But the truth is, they usually don’t pay any attention to others in the tank. They’re more scared and timid than anything else!
While they have sharp teeth, they’ll rarely attack fish that aren’t bothering them. The only time you might see signs of aggression is if they’re breeding or have established territory they want to protect.
As far as their activity level is concerned, the Dragon Fish Goby is largely nocturnal. They’ll spend most of the day hiding out in dark spots and become much more active at night.
If you observe them at night you’ll often find them sifting through the substrate for bits of food.
Dragon Goby Tank Mates
Contrary to popular belief, there are a number of Dragon Goby tank mates you can consider.
Peaceful brackish fish can share the same space with this species without any issues. Just avoid any aggressive species that will cause trouble.
Medium-sized (aka similar-sized) fish are best. You want to avoid anything that could be potentially viewed as food for the Dragon Goby. Here’s a collection of suitable tank mates:
- Bichir (only if you have a very large tank)
- Bumblebee Goby
- Swordtail Fish
- Ghost Shrimp
If you know the sexes of your fish, breeding Dragon Fish Gobies isn’t too much of a hassle. Though, you will need to perform certain tasks to initiate the process.

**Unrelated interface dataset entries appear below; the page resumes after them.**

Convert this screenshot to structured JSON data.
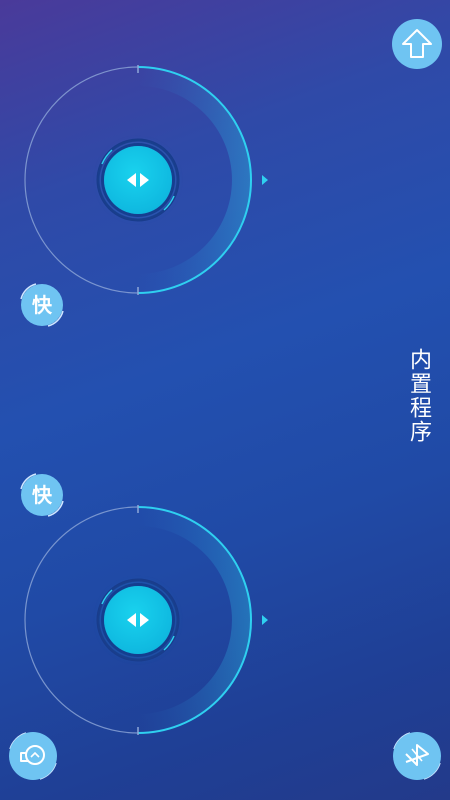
{
  "controls": {
    "fast_top_label": "快",
    "fast_bottom_label": "快",
    "builtin_program_label": "内置程序"
  },
  "icons": {
    "up": "up-arrow-icon",
    "light": "lightbulb-icon",
    "bluetooth": "bluetooth-icon",
    "knob": "left-right-arrows-icon"
  },
  "colors": {
    "accent": "#19d2ee",
    "button": "#6fc4f2",
    "ring": "#2fd0f0"
  }
}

Start by grouping 3 female fish to 1 male fish. The male fish will often breed with all of the females in one day. To start the breeding cycle, decrease the amount of food you provide for about a week. Then, condition the fish with a high-protein diet of live food.
Now, lower the salinity levels to about 1.004. The following day, quickly raise it to about 1.023. This will trigger the breeding cycle, causing the male to spawn with the females.
The female specimens will lay several eggs. After she’s done, remove her from the tank. Once all of the females are out of the tank, you’ll see the male Dragon Goby keeping a watchful eye.
He’ll protect the eggs for up to 2 days, which is when they will hatch. After the eggs have hatched, remove the male from the tank and let the fry grow on their own. You can feed them infusoria and simple algae for a month until they are ready to move onto baby brine shrimp.
Now You’re Prepared
Now that you’ve read this guide, you’re ready to get one of these fish for yourself. While Dragon Fish Goby care can be a little bit intimidating at first, it’s all about having the right knowledge and being persistent.
Because of their unique requirements, this species is one of the more rewarding fish to care for. We’ve heard this exact statement from countless owners over the years!
Feel free to send us any additional questions you might have about the Violet Goby. Not only do we enjoy helping, but your questions will help us make our guide more useful for future visitors.